In this enlightening biography, Joseph Telushkin offers a captivating portrait of the late Rabbi Menachem Mendel Schneerson, a towering figure who saw beyond conventional boundaries to turn his movement, Chabad-Lubavitch, into one of the most dynamic and widespread organizations ever seen in the Jewish world. At once an incisive work of history and a compendium of Rabbi Schneerson's teachings, Rebbe is the definitive guide to understanding one of the most vital, intriguing figures of the last centuries.
From his modest headquarters in Crown Heights, Brooklyn, the Rebbe advised some of the world's greatest leaders and shaped matters of state and society. Statesmen and artists as diverse as Ronald Reagan, Robert F. Kennedy, Yitzchak Rabin, Menachem Begin, Elie Wiesel, and Bob Dylan span the spectrum of those who sought his counsel. Rebbe explores Schneerson's overarching philosophies against the backdrop of treacherous history, revealing his clandestine operations to rescue and sustain Jews in the Soviet Union, and his critical role in the expansion of the food stamp program throughout the United States. More broadly, it examines how he became in effect an ambassador for Jews globally, and how he came to be viewed by many as not only a spiritual archetype but a savior. Telushkin also delves deep into the more controversial aspects of the Rebbe's leadership, analyzing his views on modern science and territorial compromise in Israel, and how in the last years of his life, many of his followers believed that he would soon be revealed as the Messiah, a source of contention until this day.
By the end of 1942, 1.4 million Jews had been killed by the Einsatzgruppen that followed the German army eastward; by the end of the war, nearly two million had been murdered in Russia and Eastern Europe. Of the six million Jews who perished in the Holocaust, about one-third fell in the territories of the USSR. The single most important text documenting that slaughter is The Black Book, compiled by two renowned Russian authors Ilya Ehrenburg and Vasily Grossman. Until now, The Black Book was only available in English in truncated editions. Because of its profound significance, this new and definitive English translation of The Complete Black Book of Russian Jewry is a major literary and intellectual event.
From the time of the outbreak of the war, Ehrenburg and Grossman collected the eyewitness testimonies that went into The Black Book. As early as 1943 they were planning its publication; the first edition appeared in 1944. During the years immediately after the war, Grossman assisted Ehrenburg in compiling additional materials for a second edition, which appeared in 1946 (in English as well as Russian).
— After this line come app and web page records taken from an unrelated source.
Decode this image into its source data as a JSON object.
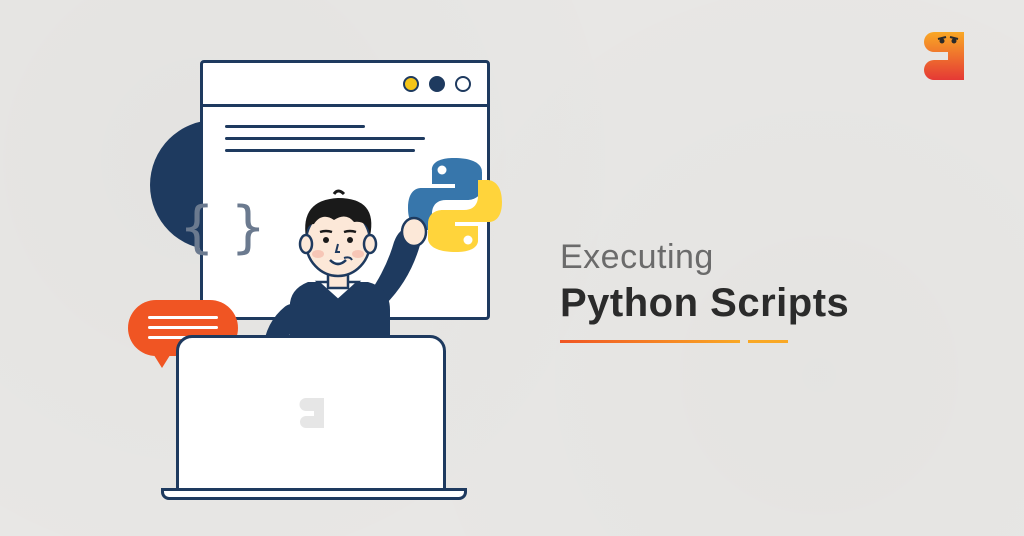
{
  "logo": {
    "name": "coding-ninjas-logo"
  },
  "heading": {
    "line1": "Executing",
    "line2": "Python Scripts"
  },
  "illustration": {
    "description": "Person at laptop with browser window, Python logo, speech bubble and code braces",
    "python_icon": "python-logo",
    "speech_bubble": "chat-bubble-orange",
    "braces_text": "{ }",
    "laptop_logo": "coding-ninjas-logo-small"
  },
  "colors": {
    "background": "#e8e7e5",
    "navy": "#1e3a5f",
    "orange": "#f05523",
    "yellow": "#f5c518",
    "python_blue": "#3776ab",
    "python_yellow": "#ffd43b"
  }
}
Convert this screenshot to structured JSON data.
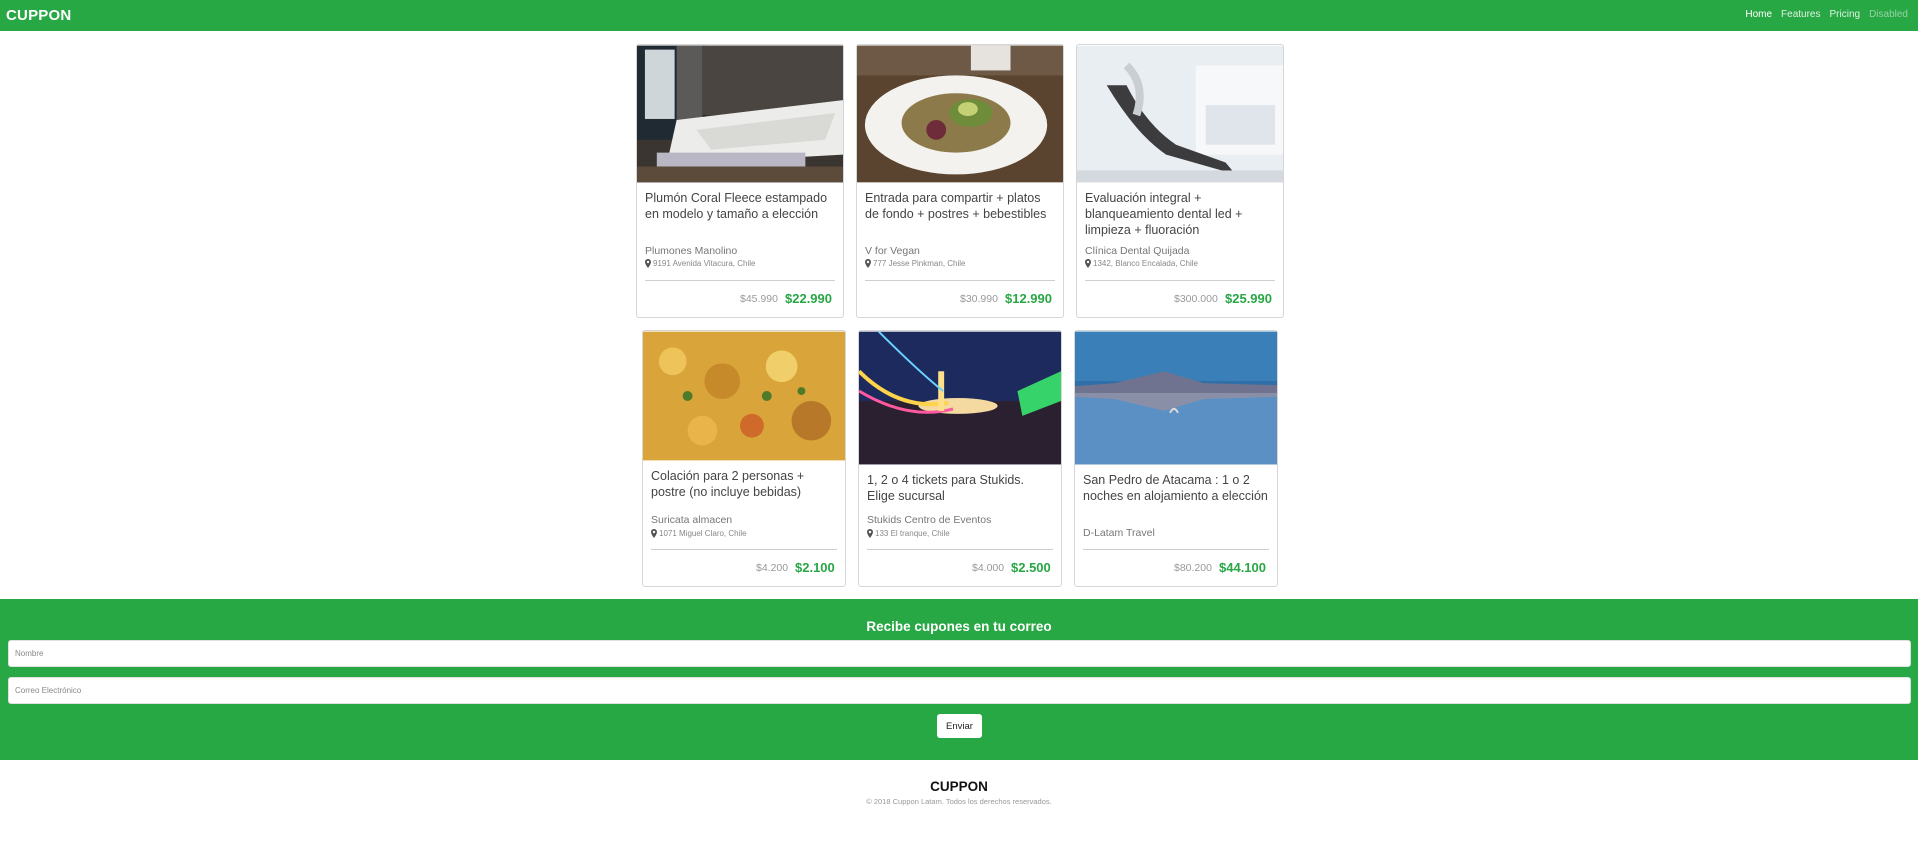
{
  "brand": "CUPPON",
  "nav": {
    "home": "Home",
    "features": "Features",
    "pricing": "Pricing",
    "disabled": "Disabled"
  },
  "deals": [
    {
      "title": "Plumón Coral Fleece estampado en modelo y tamaño a elección",
      "merchant": "Plumones Manolino",
      "address": "9191 Avenida Vitacura, Chile",
      "old_price": "$45.990",
      "new_price": "$22.990",
      "image": "bedroom-photo"
    },
    {
      "title": "Entrada para compartir + platos de fondo + postres + bebestibles",
      "merchant": "V for Vegan",
      "address": "777 Jesse Pinkman, Chile",
      "old_price": "$30.990",
      "new_price": "$12.990",
      "image": "salad-plate-photo"
    },
    {
      "title": "Evaluación integral + blanqueamiento dental led + limpieza + fluoración",
      "merchant": "Clínica Dental Quijada",
      "address": "1342, Blanco Encalada, Chile",
      "old_price": "$300.000",
      "new_price": "$25.990",
      "image": "dental-chair-photo"
    },
    {
      "title": "Colación para 2 personas + postre (no incluye bebidas)",
      "merchant": "Suricata almacen",
      "address": "1071 Miguel Claro, Chile",
      "old_price": "$4.200",
      "new_price": "$2.100",
      "image": "chickpea-stew-photo"
    },
    {
      "title": "1, 2 o 4 tickets para Stukids. Elige sucursal",
      "merchant": "Stukids Centro de Eventos",
      "address": "133 El tranque, Chile",
      "old_price": "$4.000",
      "new_price": "$2.500",
      "image": "fairground-night-photo"
    },
    {
      "title": "San Pedro de Atacama : 1 o 2 noches en alojamiento a elección",
      "merchant": "D-Latam Travel",
      "old_price": "$80.200",
      "new_price": "$44.100",
      "image": "salt-lake-flamingo-photo"
    }
  ],
  "newsletter": {
    "title": "Recibe cupones en tu correo",
    "name_placeholder": "Nombre",
    "email_placeholder": "Correo Electrónico",
    "submit_label": "Enviar"
  },
  "footer": {
    "brand": "CUPPON",
    "copyright": "© 2018 Cuppon Latam. Todos los derechos reservados."
  },
  "colors": {
    "brand_green": "#28a745",
    "price_green": "#28a745"
  },
  "icons": {
    "address": "map-marker-icon"
  }
}
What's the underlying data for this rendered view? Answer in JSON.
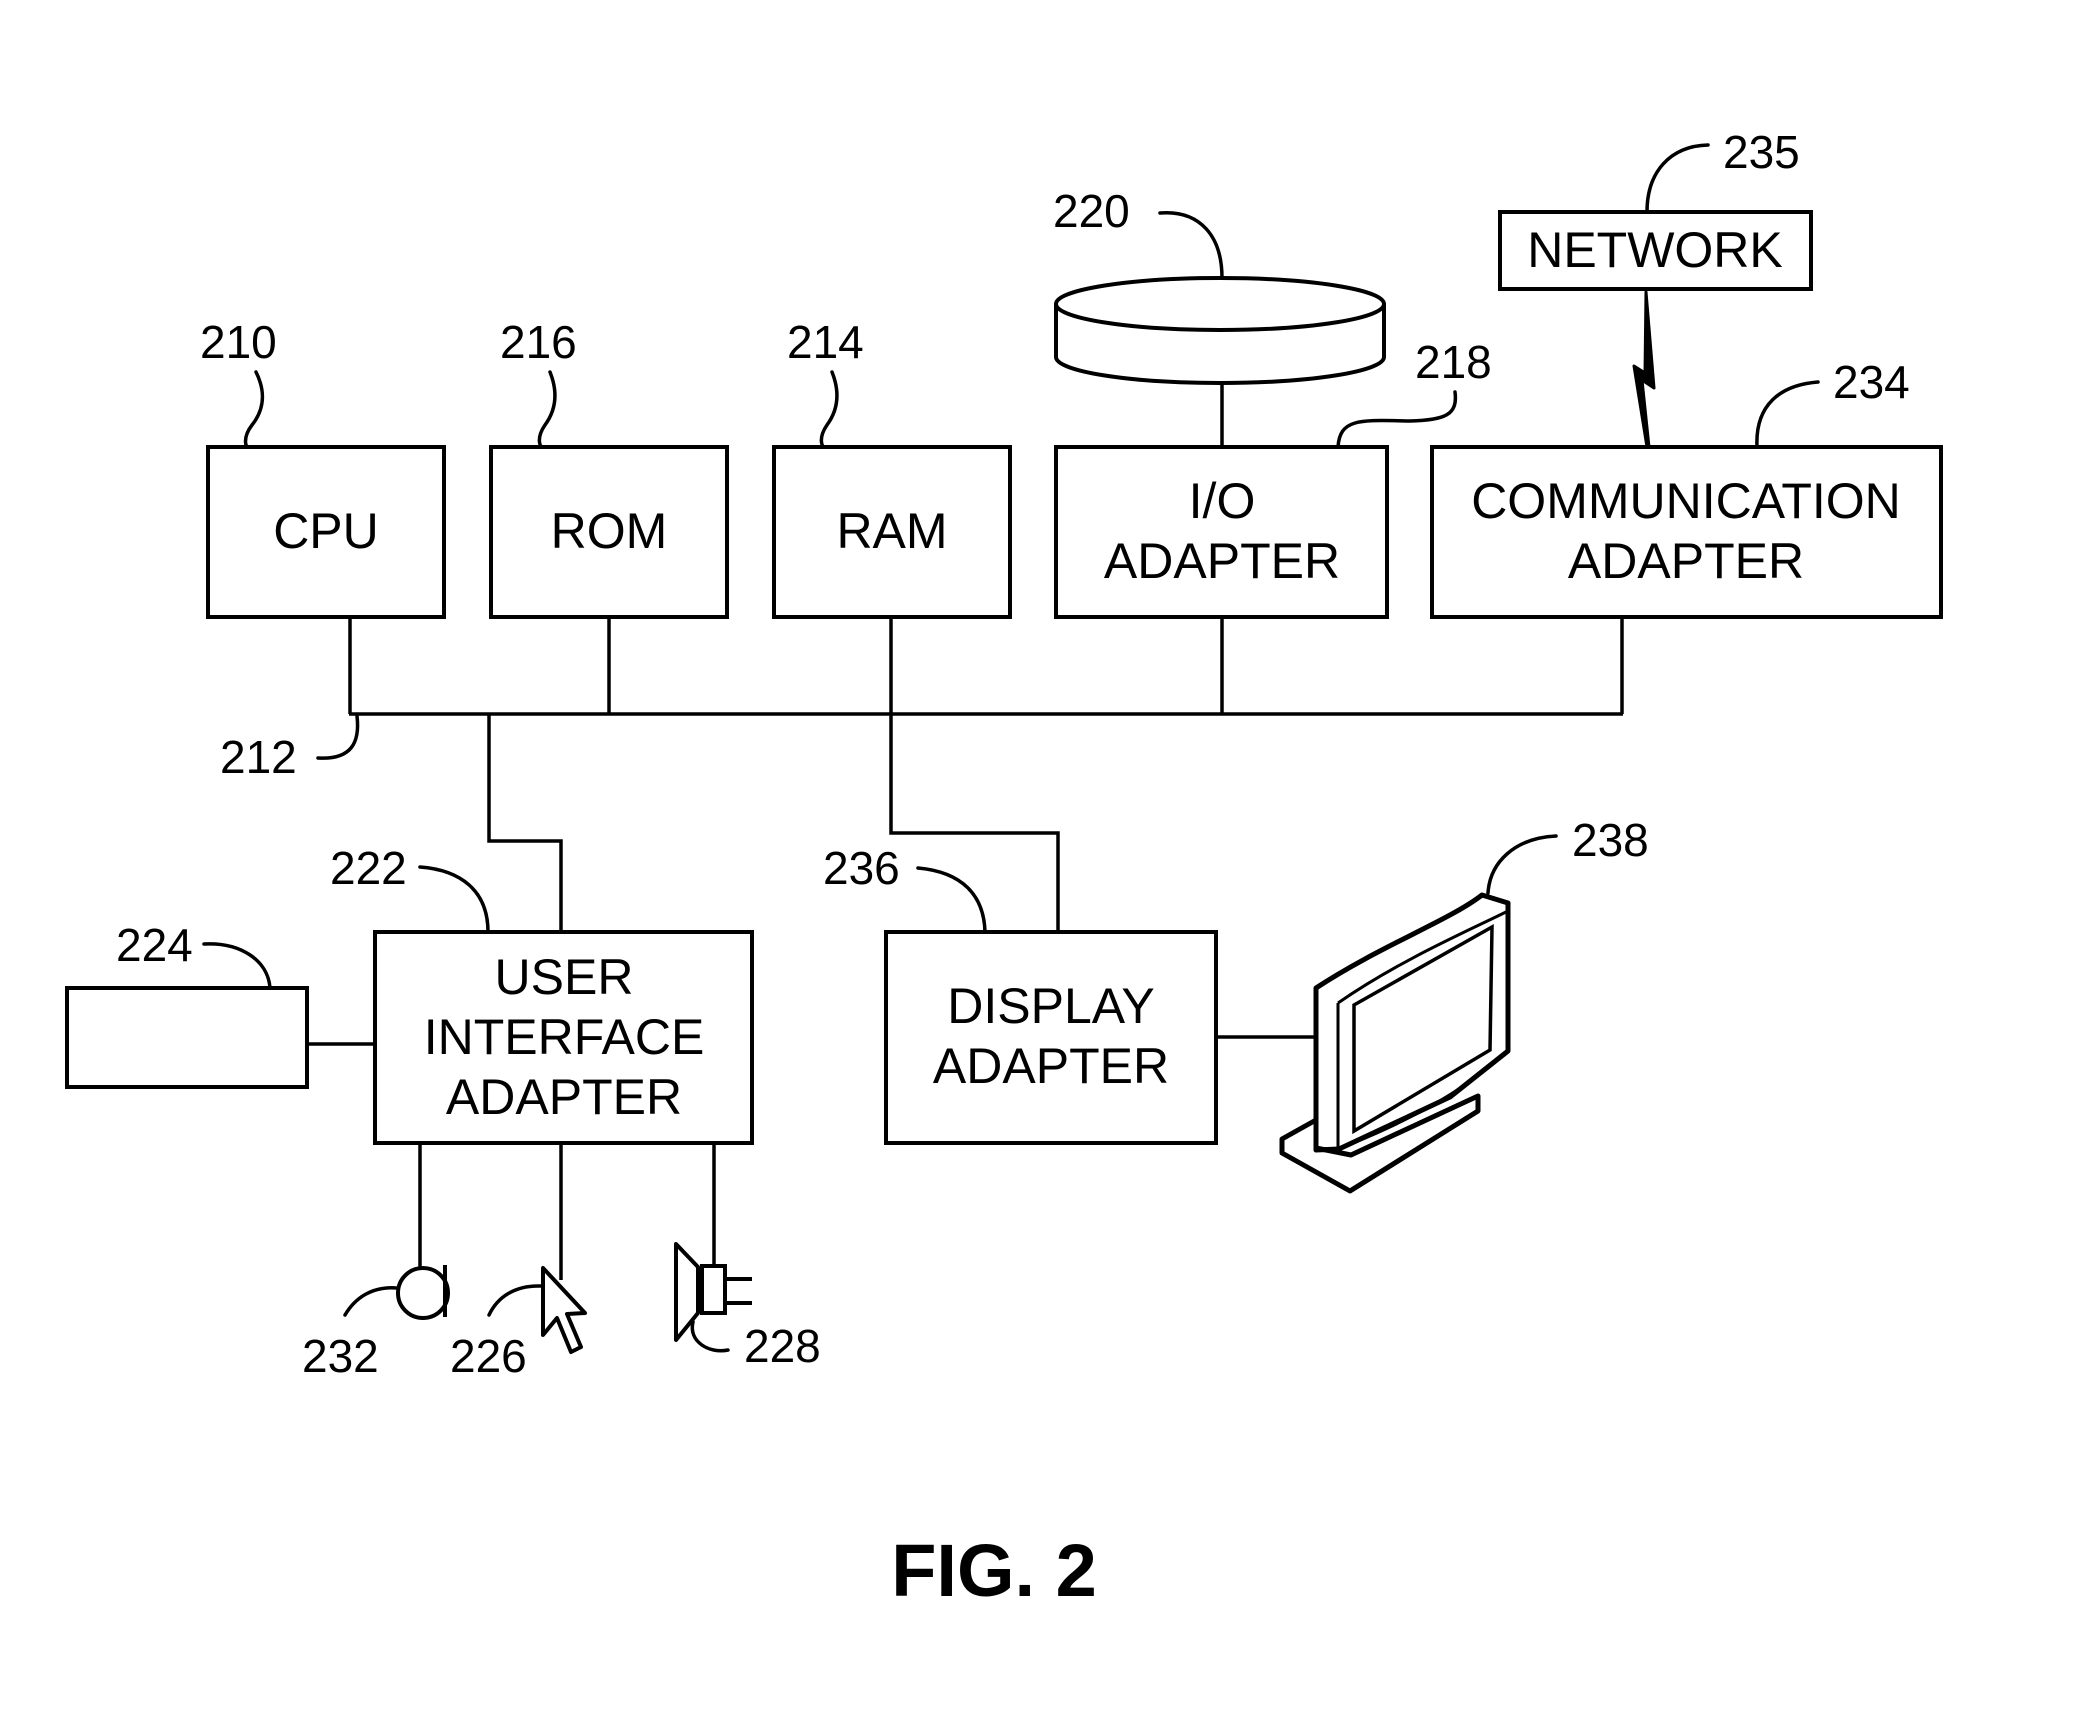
{
  "figure": {
    "caption": "FIG. 2",
    "type": "block diagram"
  },
  "blocks": {
    "cpu": {
      "label": "CPU",
      "ref": "210"
    },
    "rom": {
      "label": "ROM",
      "ref": "216"
    },
    "ram": {
      "label": "RAM",
      "ref": "214"
    },
    "io_adapter": {
      "label_line1": "I/O",
      "label_line2": "ADAPTER",
      "ref": "218"
    },
    "comm_adapter": {
      "label_line1": "COMMUNICATION",
      "label_line2": "ADAPTER",
      "ref": "234"
    },
    "network": {
      "label": "NETWORK",
      "ref": "235"
    },
    "disk": {
      "ref": "220"
    },
    "bus": {
      "ref": "212"
    },
    "ui_adapter": {
      "label_line1": "USER",
      "label_line2": "INTERFACE",
      "label_line3": "ADAPTER",
      "ref": "222"
    },
    "keyboard": {
      "ref": "224"
    },
    "display_adapter": {
      "label_line1": "DISPLAY",
      "label_line2": "ADAPTER",
      "ref": "236"
    },
    "display": {
      "ref": "238"
    },
    "microphone": {
      "ref": "232"
    },
    "mouse": {
      "ref": "226"
    },
    "speaker": {
      "ref": "228"
    }
  }
}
Since the fall of the Soviet regime, Irina Ehrenburg, the daughter of Ilya Ehrenburg, has recovered the lost portions of the manuscript sent to Yad Vashem. The texts recovered by Ms. Ehrenburg include numerous documents that had been censored from the original manuscript, as well as items that had been hidden by the Grossman family. In addition, she verified and, where appropriate, corrected the accuracy of documents that had already appeared in earlier editions of The Black Book.